Murray's mum calls for more competition and primary PE

2nd November 2012 at 00:00

There should be more PE in primary - with teachers given the specialist support to deliver it - and more competition to make pupils more resilient, according to Judy Murray.

The tennis coach, captain of the GB women's team and mother of the British men's number one and US Open champion Andy Murray, called on parents to play their part in ensuring their children were active.

She played ball games with sons Andy and Jamie as soon as they were able to walk; this had given them the foundation to play any sport competently, she said. This experience formed the basis of the Murrays' Set 4 Sport physical literacy programme.

Children today were less coordinated and more overweight, said Ms Murray.

"It's difficult for a teacher to do any kind of quality physical activity with 30 kids in their class," she added. "It's easier when they are sitting behind desks in a controlled environment, but when they start running around it's a whole different ball game. We need more specialist PE support to develop that physical literacy in school."

After-school activities also needed to become more widespread and more school teams created, she said.

Some tennis players dropped out, not because they were not good enough, but because they were not resilient enough, she explained. More competition in schools would help address this problem.

"Life is competitive, therefore it's important to understand how to compete."

The key to motivating young people was fun and developing a team spirit, she told delegates at the European School Heads Association conference in Edinburgh.

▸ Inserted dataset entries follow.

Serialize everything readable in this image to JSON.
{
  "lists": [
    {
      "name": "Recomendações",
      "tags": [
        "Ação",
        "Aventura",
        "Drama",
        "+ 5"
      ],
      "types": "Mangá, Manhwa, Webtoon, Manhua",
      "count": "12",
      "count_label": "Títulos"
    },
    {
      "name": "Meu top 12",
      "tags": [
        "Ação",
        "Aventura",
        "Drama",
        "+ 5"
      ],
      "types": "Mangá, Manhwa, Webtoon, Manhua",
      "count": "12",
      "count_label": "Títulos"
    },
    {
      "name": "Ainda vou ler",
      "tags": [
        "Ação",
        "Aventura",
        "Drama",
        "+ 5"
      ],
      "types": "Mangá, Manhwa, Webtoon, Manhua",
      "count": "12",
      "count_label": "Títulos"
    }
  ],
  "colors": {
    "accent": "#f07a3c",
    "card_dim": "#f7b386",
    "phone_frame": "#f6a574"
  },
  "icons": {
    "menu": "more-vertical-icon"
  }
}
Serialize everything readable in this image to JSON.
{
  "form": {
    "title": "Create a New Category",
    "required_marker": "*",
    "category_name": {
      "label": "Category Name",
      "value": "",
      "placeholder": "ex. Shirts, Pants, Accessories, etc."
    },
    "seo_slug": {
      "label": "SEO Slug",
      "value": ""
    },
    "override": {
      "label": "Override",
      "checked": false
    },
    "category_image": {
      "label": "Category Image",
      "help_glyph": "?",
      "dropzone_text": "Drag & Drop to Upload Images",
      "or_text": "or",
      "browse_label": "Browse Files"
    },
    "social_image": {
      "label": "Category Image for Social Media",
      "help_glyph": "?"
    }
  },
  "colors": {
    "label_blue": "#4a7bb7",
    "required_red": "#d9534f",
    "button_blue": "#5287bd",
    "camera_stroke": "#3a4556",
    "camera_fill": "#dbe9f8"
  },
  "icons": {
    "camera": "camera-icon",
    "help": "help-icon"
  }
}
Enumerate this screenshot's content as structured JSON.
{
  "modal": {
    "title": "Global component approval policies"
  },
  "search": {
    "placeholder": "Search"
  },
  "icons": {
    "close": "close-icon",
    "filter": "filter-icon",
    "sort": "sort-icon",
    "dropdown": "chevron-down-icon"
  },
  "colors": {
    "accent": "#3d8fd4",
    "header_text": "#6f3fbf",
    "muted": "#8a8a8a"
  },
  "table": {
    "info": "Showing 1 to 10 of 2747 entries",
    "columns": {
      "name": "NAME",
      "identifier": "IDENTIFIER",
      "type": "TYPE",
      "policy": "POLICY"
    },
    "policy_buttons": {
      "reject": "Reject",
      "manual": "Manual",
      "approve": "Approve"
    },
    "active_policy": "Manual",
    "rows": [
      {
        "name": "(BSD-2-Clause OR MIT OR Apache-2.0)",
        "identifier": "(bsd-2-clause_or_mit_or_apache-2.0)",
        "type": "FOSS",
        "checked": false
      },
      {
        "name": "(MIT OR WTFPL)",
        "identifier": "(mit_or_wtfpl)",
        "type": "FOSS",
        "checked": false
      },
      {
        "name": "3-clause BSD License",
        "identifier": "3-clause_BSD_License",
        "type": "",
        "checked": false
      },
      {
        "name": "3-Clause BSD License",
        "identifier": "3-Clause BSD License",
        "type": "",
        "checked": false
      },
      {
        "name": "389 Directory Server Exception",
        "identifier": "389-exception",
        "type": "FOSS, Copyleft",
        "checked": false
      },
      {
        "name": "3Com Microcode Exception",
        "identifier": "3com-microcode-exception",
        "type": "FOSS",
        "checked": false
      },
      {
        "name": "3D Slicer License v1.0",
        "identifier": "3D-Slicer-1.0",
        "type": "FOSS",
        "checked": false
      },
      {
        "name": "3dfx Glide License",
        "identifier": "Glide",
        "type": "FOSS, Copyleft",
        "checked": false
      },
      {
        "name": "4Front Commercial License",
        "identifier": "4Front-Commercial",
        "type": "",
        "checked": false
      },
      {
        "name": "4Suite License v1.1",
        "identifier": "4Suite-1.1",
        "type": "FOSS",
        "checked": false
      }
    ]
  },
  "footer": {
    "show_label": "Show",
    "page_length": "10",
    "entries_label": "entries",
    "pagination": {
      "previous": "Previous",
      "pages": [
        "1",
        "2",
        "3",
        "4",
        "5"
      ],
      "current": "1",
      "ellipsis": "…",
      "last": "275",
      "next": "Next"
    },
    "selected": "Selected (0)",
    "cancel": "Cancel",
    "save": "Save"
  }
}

Earlier this year she accompanied five junior girls to the USA to play a match against their American hosts. Based on their first day of practice she thought they would get "whipped". But by concentrating on fun activities that brought the girls together - such as three-a-side games and painting their nails - they became "a little unit" and beat the US team.

"We weren't going to make their tennis 100 per cent better in three days, but we could influence their thinking."

Log-in as an existing print or digital subscriber

Forgotten your subscriber ID?


To access this content and the full TES archive, subscribe now.

View subscriber offers


Get TES online and delivered to your door – for less than the price of a coffee

Save 33% off the cover price with this great subscription offer. Every copy delivered to your door by first-class post, plus full access to TES online and the TES app for just £1.90 per week.
Subscribers also enjoy a range of fantastic offers and benefits worth over £270:

  • Discounts off TES Institute courses
  • Access over 200,000 articles in the TES online archive
  • Free Tastecard membership worth £79.99
  • Discounts with Zipcar,, Virgin Wines and other partners
Order your low-cost subscription today